But the profit of 64 billion rupiah ($4.8 million) was only a small fraction of the 2.2 trillion rupiah in losses Antam racked up during 2014 and 2015 after the government's ban on raw mineral exports devastated the company's fortunes. Uncertainty over the impact of a new regulation that potentially lets Antam resume exports also has weighed on the company's stock price, which recently hit a five-month low.
Revenue fell 14% to 9.1 trillion rupiah on a decline in gold sales, which make up more than half of Antam's overall revenue. But the miner cushioned the drop by boosting production of ferronickel, used to make stainless steel, from its smelter in Sulawesi. Nickel ore sales also jumped due to an expansion of domestic smelter capacity. The company enjoyed a rally in benchmark nickel prices amid concerns of a reduced supply after the Philippine government threatened to shut down mines over environmental concerns.
Antam said it targets another 19% increase in ferronickel production this year.
"With an estimated increase in production and sales in 2017, the commodity price outlook positive as well as the completion of downstream projects in one to two years, Antam has a solid future for providing good returns to stakeholder interests," President Tedy Badrujaman said in a statement.

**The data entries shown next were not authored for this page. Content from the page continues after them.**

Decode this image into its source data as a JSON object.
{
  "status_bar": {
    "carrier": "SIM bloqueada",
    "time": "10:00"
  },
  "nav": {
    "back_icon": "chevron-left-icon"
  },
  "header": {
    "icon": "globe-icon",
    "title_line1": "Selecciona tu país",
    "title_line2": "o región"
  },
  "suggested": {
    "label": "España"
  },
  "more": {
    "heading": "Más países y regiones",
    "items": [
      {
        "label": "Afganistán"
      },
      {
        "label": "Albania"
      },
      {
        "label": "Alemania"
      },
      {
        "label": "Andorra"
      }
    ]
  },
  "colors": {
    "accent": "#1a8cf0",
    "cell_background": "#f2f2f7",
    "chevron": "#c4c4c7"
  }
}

Antam is tasked with carrying out the Indonesian government's vision to develop a downstream mining sector, with plans to build a factory for stainless steel. But the ban on nickel ore exports since January 2014 hit profits hard, prompting the government to inject capital to maintain the company's investment into downstream projects.
The government introduced regulations in January that will let Antam export nickel ore under certain conditions. Though the announcement temporarily boosted the company's prospects, uncertainty around its production plans caused the stock price to fall back.
The regulations, which laid out new export rules for foreign miners, also may have unexpected repercussions. U.S.-based Freeport-McMoRan, which was in negotiations with Antam to jointly develop an anode slime smelter, is engaged in a high-profile dispute with the government over the new rules.